SNR Denton will abolish the joint chief executive position within three years of the anticipated merger between Denton Wilde Sapte and Sonnenschein Nath & Rosenthal, with Dentons CEO Howard Morris indicating that he could step aside.
The two firms, whose partners will vote on the union on 9 June (26 May 2010), have proposed that Morris and Sonnenschein chairman Elliott Portnoy will operate as co-CEOs for a three-year transition period. After that point the expectation is that the new firm would be run by just one person.
Morris said: “In a transition it makes sense to have co-CEOs, but that’s the limit to our assurance of duplication. It’d be daft to say there should always be two CEOs. We anticipate there’ll be a single CEO.”

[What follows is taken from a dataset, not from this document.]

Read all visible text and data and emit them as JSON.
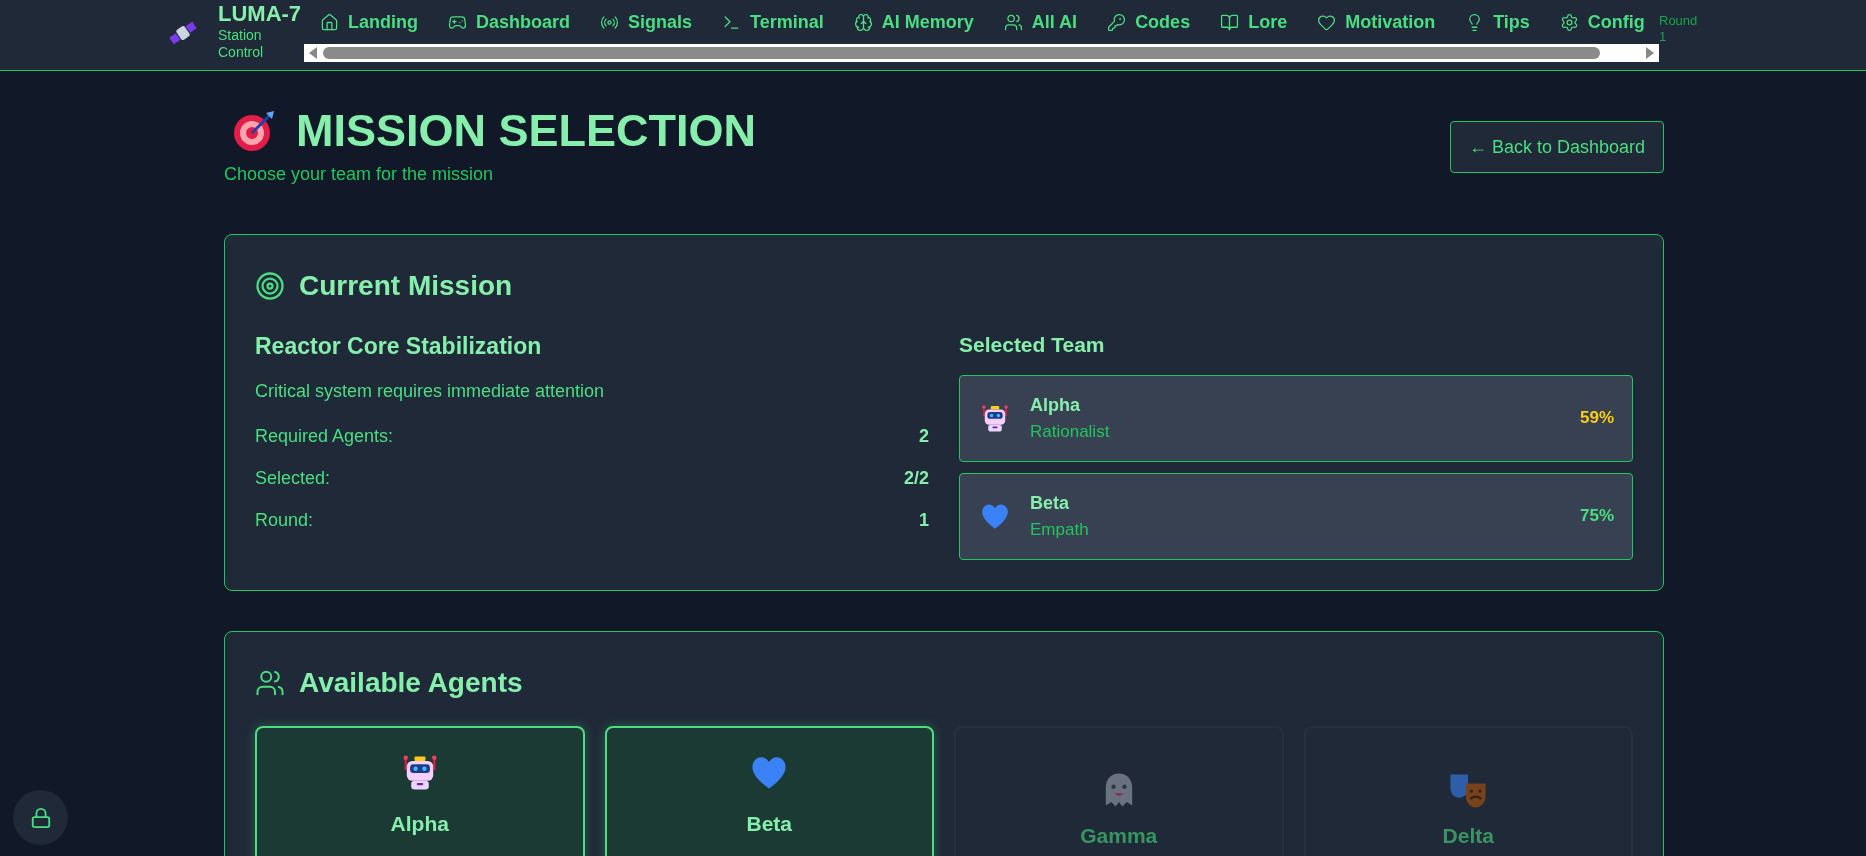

Asked whether he would run against Portnoy for the top job at the end of the transition period, Morris said: “In a more complex structure…our problem won’t be what to do with good quality senior management talent.”

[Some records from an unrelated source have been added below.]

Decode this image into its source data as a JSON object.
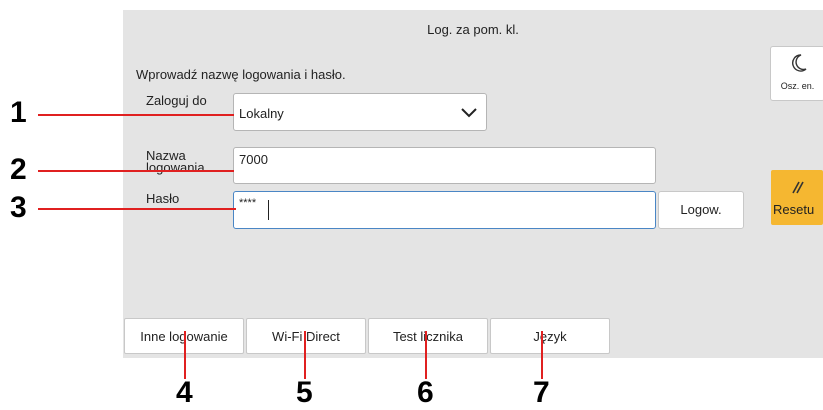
{
  "header": {
    "title": "Log. za pom. kl."
  },
  "form": {
    "instruction": "Wprowadź nazwę logowania i hasło.",
    "login_to_label": "Zaloguj do",
    "login_to_value": "Lokalny",
    "login_name_label_line1": "Nazwa",
    "login_name_label_line2": "logowania",
    "login_name_value": "7000",
    "password_label": "Hasło",
    "password_value": "****",
    "login_button": "Logow."
  },
  "side": {
    "sleep_label": "Osz. en.",
    "reset_label": "Resetu"
  },
  "tabs": [
    {
      "label": "Inne logowanie"
    },
    {
      "label": "Wi-Fi Direct"
    },
    {
      "label": "Test licznika"
    },
    {
      "label": "Język"
    }
  ],
  "callouts": [
    "1",
    "2",
    "3",
    "4",
    "5",
    "6",
    "7"
  ],
  "colors": {
    "callout_line": "#e02020",
    "reset_button": "#f5b731",
    "focus_border": "#4a86c5"
  }
}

He added: “I wasn’t planning to stay on once my own term expires in February 2011, I was asked to stay on [to carry this through] by the board and Elliott Portnoy.”
Portnoy was unavailable for comment when contacted by The Lawyer.
The merged firm would have a turnover in the region of $750m (£500m) and 1,400 lawyers. The goal is for those figures to rise to $1bn and between 1,500 and 1,600 within three years, according to Dentons chairman Martin Kitchen.
Under the proposal Kitchen would operate as co-chair alongside Sonnenschein business and regulation chair Joe Andrew. After the interim period a single chair is also likely.
A Dentons spokesperson said: “At the end of the transition period of three years, it’s anticipated there’ll be a single CEO but this will be confirmed at a later date. It’s likely there’ll be a single chairman but this isn’t set in stone as it’s a long way off.”
Other firms that have been formed from transatlantic mergers have also adopted a degree of dual management representation from the UK and US arms of their businesses.
Hogan Lovells instated former Hogan & Hartson chairman Warren Gorrell and Lovells managing partner David Harris as joint CEOs, while legacy Hogan partner Claudette Christian and Lovells senior partner John Young are co-chairs.
DLA Piper has joint CEOs in the shape of Nigel Knowles and Lee Miller although Frank Burch serves as the firm’s only chair.